(Data about app and page elements)
■ ■ ■
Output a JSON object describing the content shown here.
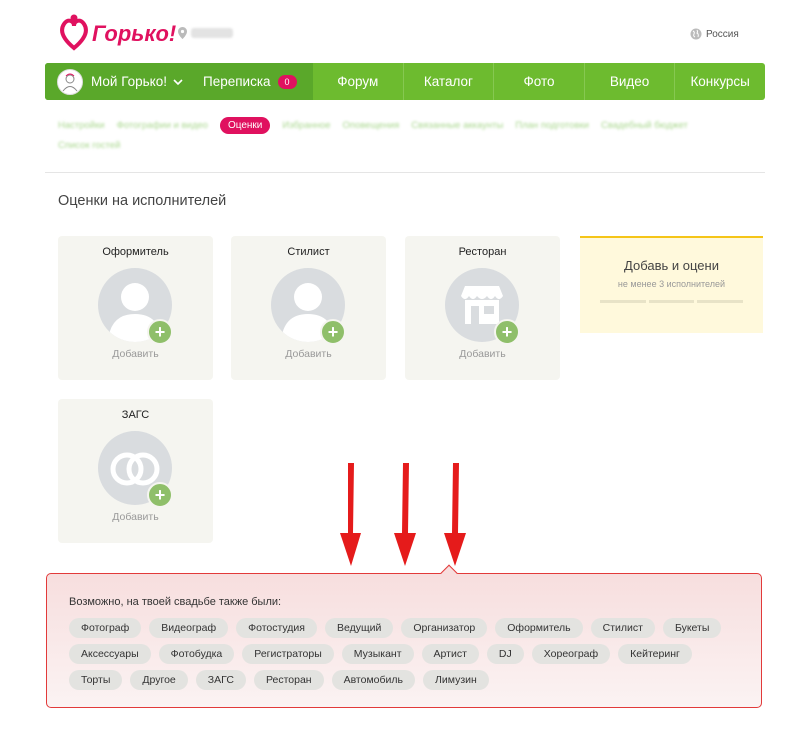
{
  "header": {
    "logo_text": "Горько!",
    "region": "Россия"
  },
  "nav": {
    "my_label": "Мой Горько!",
    "messages_label": "Переписка",
    "messages_count": "0",
    "items": [
      "Форум",
      "Каталог",
      "Фото",
      "Видео",
      "Конкурсы"
    ]
  },
  "subnav": {
    "before": [
      "Настройки",
      "Фотографии и видео"
    ],
    "active": "Оценки",
    "after": [
      "Избранное",
      "Оповещения",
      "Связанные аккаунты",
      "План подготовки",
      "Свадебный бюджет",
      "Список гостей"
    ]
  },
  "section_title": "Оценки на исполнителей",
  "cards": [
    {
      "title": "Оформитель",
      "add_label": "Добавить",
      "icon": "person-placeholder-icon"
    },
    {
      "title": "Стилист",
      "add_label": "Добавить",
      "icon": "person-placeholder-icon"
    },
    {
      "title": "Ресторан",
      "add_label": "Добавить",
      "icon": "restaurant-icon"
    },
    {
      "title": "ЗАГС",
      "add_label": "Добавить",
      "icon": "rings-icon"
    }
  ],
  "promo": {
    "title": "Добавь и оцени",
    "subtitle": "не менее 3 исполнителей"
  },
  "suggest": {
    "title": "Возможно, на твоей свадьбе также были:",
    "rows": [
      [
        "Фотограф",
        "Видеограф",
        "Фотостудия",
        "Ведущий",
        "Организатор",
        "Оформитель",
        "Стилист",
        "Букеты"
      ],
      [
        "Аксессуары",
        "Фотобудка",
        "Регистраторы",
        "Музыкант",
        "Артист",
        "DJ",
        "Хореограф",
        "Кейтеринг"
      ],
      [
        "Торты",
        "Другое",
        "ЗАГС",
        "Ресторан",
        "Автомобиль",
        "Лимузин"
      ]
    ]
  },
  "colors": {
    "brand_pink": "#e0115f",
    "nav_green": "#6dbb2f",
    "highlight_red": "#e23a3a"
  }
}
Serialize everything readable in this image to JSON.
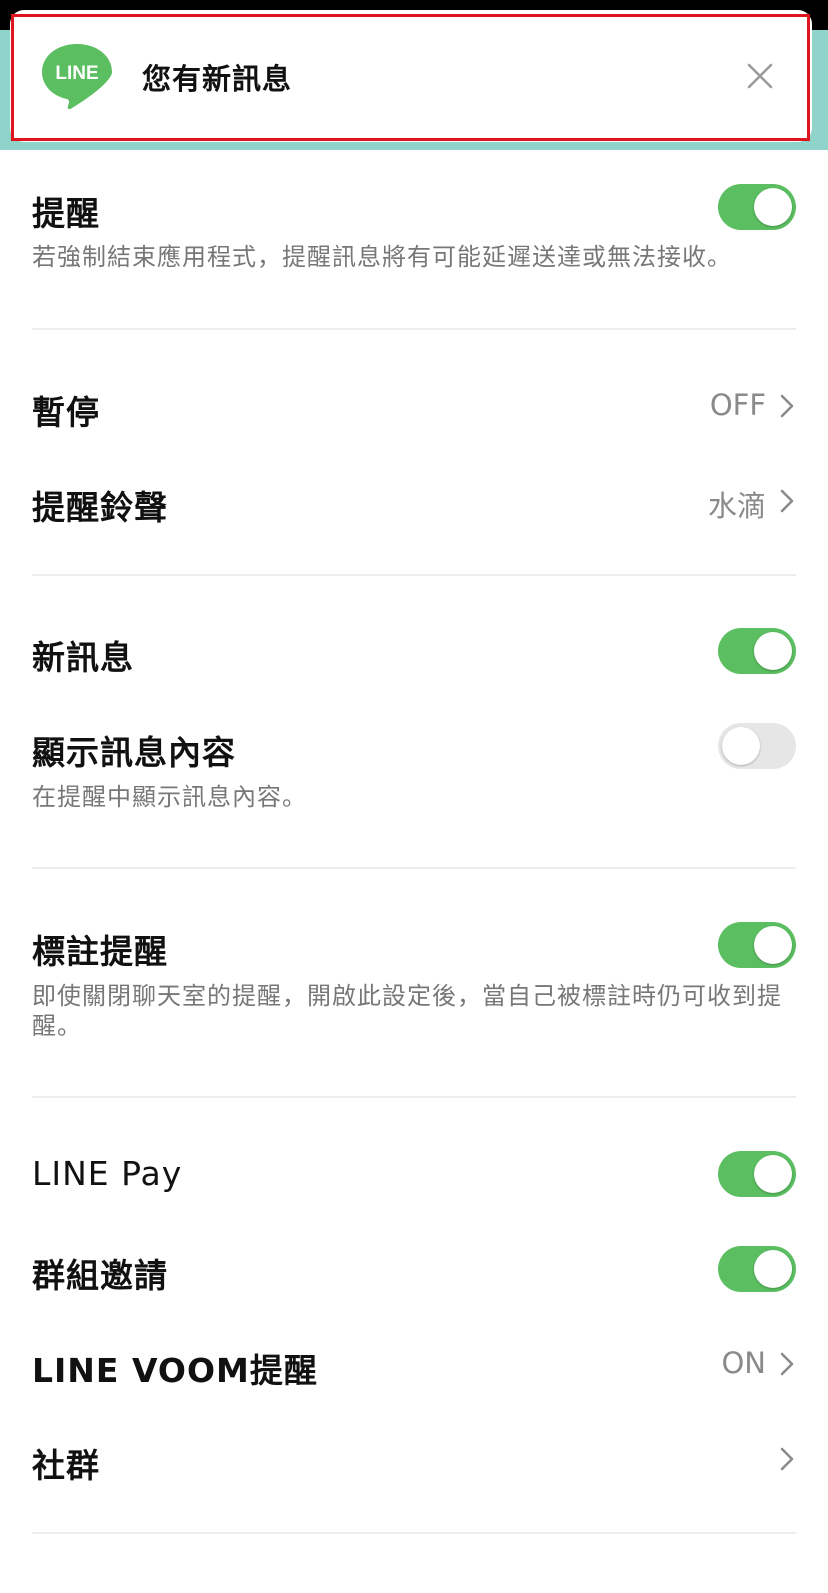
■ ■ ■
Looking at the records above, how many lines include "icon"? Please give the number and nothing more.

4